It’s all fun and games until the world’s richest corporation spills 200,000 gallons of goop in your backyard.
Two weeks ago, it might have been hard to imagine sleepy Mayflower, population 1,631, at the center of a growing international debate over corporate influence, the multi-billion dollar Keystone XL pipeline project and the environment. That was before ExxonMobil’s Pegasus Pipeline burst in the backyard of a middle-class house in the Northwoods subdivision there on March 29.
Arkansas Times interviewed several people who live in the area:
Like the press and public, Senia was warned away by local authorities acting under the instructions of Exxon. “When I came out, there was a police officer there and he said, ‘If you don’t have everything you need right now, if you leave, you can’t come back.’ ” He said he tried to go back to his house with a journalist in tow on April 1, but was turned away by sheriff’s deputies. “It’s easier to get onto a military base than it is to get into that neighborhood right now,” he said.
Clearly Exxon is not being honest with the citizens of Arkansas:
"Let me put it this way," Dawson said. "At the community meeting they had that Saturday, they guaranteed us that it wasn’t in the cove — guaranteed us. Sat right there, a panel of four … Guaranteed it wasn’t in the cove, and they’d stopped it before it got to the cove. When we got back to the house, my neighbor went out into the woods, and there was oil out there. He said it was 250 feet behind his house. That Sunday, me and my wife got dressed in our boots and we went out there and got pictures of it.”

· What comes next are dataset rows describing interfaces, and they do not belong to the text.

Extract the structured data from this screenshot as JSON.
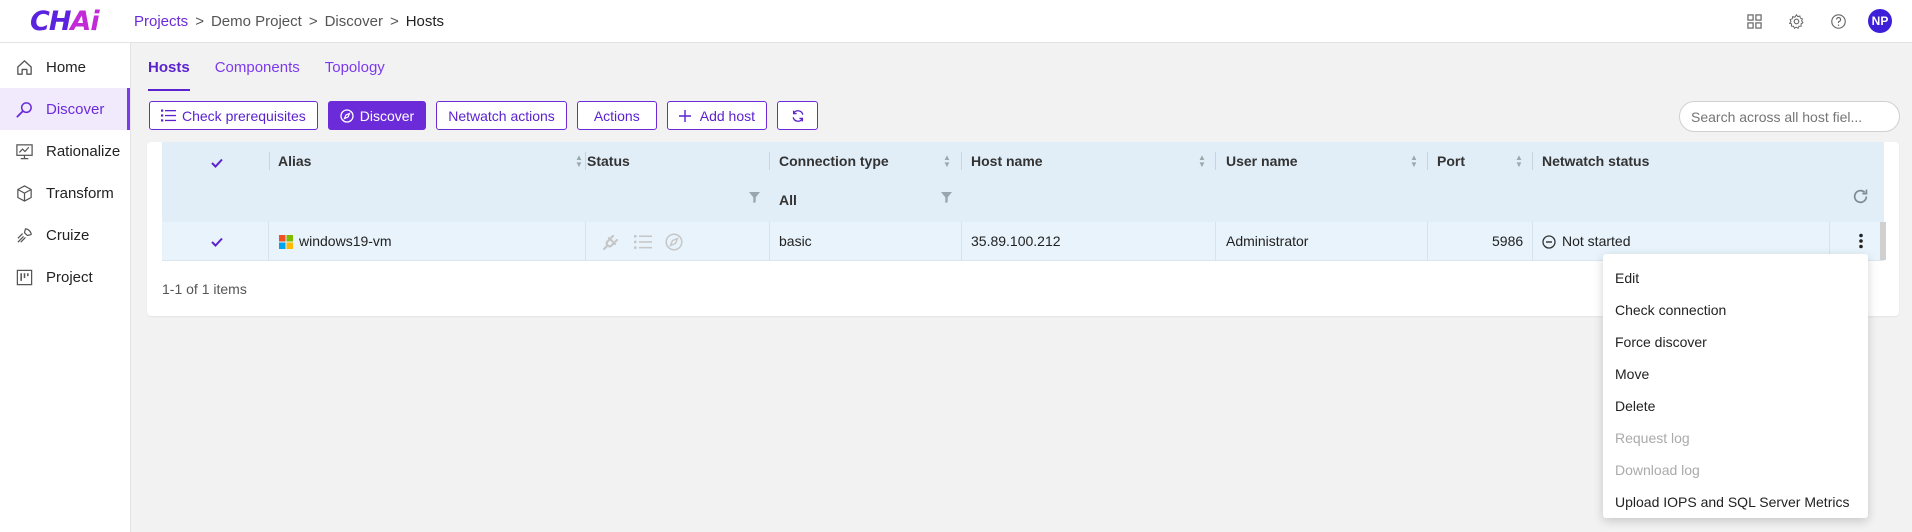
{
  "brand": {
    "logo_main": "CH",
    "logo_ai": "Ai"
  },
  "breadcrumb": [
    "Projects",
    "Demo Project",
    "Discover",
    "Hosts"
  ],
  "breadcrumb_sep": ">",
  "user": {
    "initials": "NP"
  },
  "sidebar": {
    "items": [
      {
        "label": "Home",
        "icon": "home-icon"
      },
      {
        "label": "Discover",
        "icon": "discover-icon",
        "active": true
      },
      {
        "label": "Rationalize",
        "icon": "chart-icon"
      },
      {
        "label": "Transform",
        "icon": "cube-icon"
      },
      {
        "label": "Cruize",
        "icon": "cruize-icon"
      },
      {
        "label": "Project",
        "icon": "kanban-icon"
      }
    ]
  },
  "tabs": [
    {
      "label": "Hosts",
      "active": true
    },
    {
      "label": "Components"
    },
    {
      "label": "Topology"
    }
  ],
  "toolbar": {
    "check_prereq": "Check prerequisites",
    "discover": "Discover",
    "netwatch_actions": "Netwatch actions",
    "actions": "Actions",
    "add_host": "Add host"
  },
  "search": {
    "placeholder": "Search across all host fiel..."
  },
  "table": {
    "columns": [
      "Alias",
      "Status",
      "Connection type",
      "Host name",
      "User name",
      "Port",
      "Netwatch status"
    ],
    "connection_filter": "All",
    "rows": [
      {
        "alias": "windows19-vm",
        "connection_type": "basic",
        "host_name": "35.89.100.212",
        "user_name": "Administrator",
        "port": "5986",
        "netwatch_status": "Not started"
      }
    ],
    "footer": "1-1 of 1 items"
  },
  "context_menu": {
    "items": [
      {
        "label": "Edit",
        "disabled": false
      },
      {
        "label": "Check connection",
        "disabled": false
      },
      {
        "label": "Force discover",
        "disabled": false
      },
      {
        "label": "Move",
        "disabled": false
      },
      {
        "label": "Delete",
        "disabled": false
      },
      {
        "label": "Request log",
        "disabled": true
      },
      {
        "label": "Download log",
        "disabled": true
      },
      {
        "label": "Upload IOPS and SQL Server Metrics",
        "disabled": false
      }
    ]
  },
  "colors": {
    "accent": "#6b2bd9",
    "header_bg": "#e1edf7",
    "row_bg": "#e8f3fb"
  }
}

I know this is 5 pages long, but y’all should really take the time to read it. This is a disaster and I am increasingly disgusted by what I read about the situation.